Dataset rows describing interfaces
============

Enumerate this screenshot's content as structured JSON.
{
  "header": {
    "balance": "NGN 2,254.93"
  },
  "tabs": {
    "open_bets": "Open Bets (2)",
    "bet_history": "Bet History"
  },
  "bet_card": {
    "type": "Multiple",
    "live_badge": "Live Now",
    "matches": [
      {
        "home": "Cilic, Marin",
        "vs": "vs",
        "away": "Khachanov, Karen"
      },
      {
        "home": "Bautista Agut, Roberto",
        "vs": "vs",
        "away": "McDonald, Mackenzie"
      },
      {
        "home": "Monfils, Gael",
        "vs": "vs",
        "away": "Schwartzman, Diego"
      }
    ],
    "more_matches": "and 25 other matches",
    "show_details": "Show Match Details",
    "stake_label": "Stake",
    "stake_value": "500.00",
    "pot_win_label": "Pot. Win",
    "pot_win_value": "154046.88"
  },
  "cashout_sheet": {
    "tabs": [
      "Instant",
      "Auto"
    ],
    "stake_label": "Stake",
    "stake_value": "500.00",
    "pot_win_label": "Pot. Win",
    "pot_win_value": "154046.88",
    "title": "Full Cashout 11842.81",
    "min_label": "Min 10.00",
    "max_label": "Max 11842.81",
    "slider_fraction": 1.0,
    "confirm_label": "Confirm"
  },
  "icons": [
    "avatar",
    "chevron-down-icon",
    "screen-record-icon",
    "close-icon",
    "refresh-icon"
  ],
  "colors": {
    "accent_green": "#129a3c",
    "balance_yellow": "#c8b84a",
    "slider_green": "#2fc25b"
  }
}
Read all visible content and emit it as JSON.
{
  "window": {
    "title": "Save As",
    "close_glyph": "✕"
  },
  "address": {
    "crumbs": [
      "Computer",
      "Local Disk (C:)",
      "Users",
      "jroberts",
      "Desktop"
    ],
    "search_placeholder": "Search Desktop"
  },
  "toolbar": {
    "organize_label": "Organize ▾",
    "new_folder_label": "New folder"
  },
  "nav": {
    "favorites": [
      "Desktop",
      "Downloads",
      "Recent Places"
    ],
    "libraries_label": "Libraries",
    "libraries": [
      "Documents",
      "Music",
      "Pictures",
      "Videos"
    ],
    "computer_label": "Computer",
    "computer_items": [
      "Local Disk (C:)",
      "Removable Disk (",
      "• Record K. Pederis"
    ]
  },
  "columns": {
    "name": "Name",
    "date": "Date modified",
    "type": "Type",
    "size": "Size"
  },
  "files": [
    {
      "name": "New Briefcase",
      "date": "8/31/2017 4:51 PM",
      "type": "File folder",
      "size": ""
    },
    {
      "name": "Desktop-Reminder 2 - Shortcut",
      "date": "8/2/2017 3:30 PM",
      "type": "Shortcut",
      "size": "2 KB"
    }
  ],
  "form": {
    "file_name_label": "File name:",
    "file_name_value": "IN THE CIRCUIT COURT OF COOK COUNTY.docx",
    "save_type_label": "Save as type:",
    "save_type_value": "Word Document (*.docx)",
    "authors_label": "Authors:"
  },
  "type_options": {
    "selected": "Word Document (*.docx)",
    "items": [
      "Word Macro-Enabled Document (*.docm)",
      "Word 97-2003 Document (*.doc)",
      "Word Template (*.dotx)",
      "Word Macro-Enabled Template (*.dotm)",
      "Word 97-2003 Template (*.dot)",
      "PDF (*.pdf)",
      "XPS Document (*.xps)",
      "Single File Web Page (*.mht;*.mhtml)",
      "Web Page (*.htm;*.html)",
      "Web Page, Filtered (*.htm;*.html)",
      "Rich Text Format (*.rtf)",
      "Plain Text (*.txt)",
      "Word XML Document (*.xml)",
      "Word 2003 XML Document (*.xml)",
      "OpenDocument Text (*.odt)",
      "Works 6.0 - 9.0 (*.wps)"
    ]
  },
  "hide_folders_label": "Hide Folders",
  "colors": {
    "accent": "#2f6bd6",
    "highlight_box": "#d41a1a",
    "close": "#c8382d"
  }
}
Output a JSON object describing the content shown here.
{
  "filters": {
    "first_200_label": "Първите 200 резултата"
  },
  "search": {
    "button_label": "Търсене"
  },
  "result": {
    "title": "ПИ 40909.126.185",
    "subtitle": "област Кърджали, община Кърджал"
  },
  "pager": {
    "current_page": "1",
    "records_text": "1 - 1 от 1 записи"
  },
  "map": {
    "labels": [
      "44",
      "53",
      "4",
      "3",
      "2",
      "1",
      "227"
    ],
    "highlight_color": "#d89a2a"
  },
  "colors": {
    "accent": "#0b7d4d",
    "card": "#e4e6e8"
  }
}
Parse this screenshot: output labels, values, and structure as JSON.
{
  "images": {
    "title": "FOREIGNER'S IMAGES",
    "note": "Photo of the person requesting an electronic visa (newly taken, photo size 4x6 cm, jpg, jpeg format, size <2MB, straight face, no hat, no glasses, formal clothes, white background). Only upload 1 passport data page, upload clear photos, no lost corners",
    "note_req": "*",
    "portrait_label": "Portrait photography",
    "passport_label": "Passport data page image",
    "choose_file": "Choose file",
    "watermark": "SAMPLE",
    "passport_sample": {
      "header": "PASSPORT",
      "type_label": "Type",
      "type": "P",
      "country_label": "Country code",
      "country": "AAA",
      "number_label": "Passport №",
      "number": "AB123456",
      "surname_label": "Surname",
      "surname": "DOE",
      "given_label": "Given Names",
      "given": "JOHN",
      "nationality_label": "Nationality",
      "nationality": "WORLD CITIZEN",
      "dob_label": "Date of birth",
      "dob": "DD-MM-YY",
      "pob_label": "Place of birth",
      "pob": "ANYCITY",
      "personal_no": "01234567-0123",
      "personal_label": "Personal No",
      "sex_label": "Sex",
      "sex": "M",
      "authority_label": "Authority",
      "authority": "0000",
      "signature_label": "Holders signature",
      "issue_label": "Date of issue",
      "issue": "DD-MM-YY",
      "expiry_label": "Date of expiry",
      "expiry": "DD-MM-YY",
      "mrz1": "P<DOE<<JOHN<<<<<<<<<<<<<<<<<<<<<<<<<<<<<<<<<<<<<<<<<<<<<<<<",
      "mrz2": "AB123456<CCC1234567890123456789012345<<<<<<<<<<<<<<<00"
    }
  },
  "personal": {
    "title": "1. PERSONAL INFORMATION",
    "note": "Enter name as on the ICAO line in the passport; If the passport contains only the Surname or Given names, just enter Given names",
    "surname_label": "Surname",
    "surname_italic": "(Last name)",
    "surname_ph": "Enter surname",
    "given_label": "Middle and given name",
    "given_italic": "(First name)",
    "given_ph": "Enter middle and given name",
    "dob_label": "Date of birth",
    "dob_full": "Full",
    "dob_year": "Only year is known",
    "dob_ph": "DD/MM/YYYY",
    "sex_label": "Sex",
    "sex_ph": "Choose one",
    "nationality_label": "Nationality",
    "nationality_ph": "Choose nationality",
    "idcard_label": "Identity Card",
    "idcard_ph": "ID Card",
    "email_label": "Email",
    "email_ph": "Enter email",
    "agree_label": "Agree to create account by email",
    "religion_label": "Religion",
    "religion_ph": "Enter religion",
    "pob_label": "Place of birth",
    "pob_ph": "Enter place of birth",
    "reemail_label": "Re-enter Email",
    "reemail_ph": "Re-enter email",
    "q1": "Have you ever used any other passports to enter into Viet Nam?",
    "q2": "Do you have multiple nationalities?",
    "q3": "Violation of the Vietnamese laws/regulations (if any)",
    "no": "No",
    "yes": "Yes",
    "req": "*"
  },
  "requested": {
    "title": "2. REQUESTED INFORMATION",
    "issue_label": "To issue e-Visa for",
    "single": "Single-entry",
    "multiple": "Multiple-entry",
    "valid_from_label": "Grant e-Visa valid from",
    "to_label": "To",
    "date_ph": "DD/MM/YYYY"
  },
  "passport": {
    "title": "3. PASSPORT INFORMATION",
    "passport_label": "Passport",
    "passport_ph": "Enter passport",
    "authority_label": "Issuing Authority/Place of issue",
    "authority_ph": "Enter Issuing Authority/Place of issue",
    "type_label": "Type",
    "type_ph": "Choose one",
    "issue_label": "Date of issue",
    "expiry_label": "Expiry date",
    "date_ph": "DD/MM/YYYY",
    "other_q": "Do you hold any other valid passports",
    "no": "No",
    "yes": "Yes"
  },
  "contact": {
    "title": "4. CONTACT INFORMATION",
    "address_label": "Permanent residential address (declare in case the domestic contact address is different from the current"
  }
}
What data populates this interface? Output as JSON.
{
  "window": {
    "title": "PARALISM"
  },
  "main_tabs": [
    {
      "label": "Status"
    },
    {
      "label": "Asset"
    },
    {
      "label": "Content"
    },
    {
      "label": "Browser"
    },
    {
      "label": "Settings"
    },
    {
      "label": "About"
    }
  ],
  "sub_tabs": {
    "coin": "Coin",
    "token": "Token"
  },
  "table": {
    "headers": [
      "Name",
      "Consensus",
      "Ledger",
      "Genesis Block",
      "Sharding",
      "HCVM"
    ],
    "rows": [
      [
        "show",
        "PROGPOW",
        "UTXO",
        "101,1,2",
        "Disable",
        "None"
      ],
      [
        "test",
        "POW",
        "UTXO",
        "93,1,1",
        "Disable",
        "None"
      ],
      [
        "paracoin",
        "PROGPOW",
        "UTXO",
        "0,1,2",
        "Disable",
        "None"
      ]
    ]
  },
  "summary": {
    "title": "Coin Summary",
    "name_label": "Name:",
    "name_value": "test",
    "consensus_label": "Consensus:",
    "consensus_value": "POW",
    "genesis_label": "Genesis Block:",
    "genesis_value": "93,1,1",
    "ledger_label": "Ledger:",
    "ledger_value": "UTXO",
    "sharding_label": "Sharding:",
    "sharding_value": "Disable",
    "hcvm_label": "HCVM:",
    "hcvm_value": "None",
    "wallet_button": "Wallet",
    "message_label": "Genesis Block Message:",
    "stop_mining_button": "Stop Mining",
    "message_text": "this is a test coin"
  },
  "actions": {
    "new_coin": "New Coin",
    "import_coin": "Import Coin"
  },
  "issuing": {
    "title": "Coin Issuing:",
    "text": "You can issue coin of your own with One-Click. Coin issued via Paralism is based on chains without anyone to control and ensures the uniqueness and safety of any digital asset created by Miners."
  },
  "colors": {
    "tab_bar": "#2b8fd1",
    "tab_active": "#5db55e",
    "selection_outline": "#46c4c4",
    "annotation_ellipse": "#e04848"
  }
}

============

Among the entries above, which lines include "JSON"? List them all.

Enumerate this screenshot's content as structured JSON.
Read all visible content and emit it as JSON.
Output a JSON object describing the content shown here.
Parse this screenshot: output labels, values, and structure as JSON.
What data populates this interface? Output as JSON.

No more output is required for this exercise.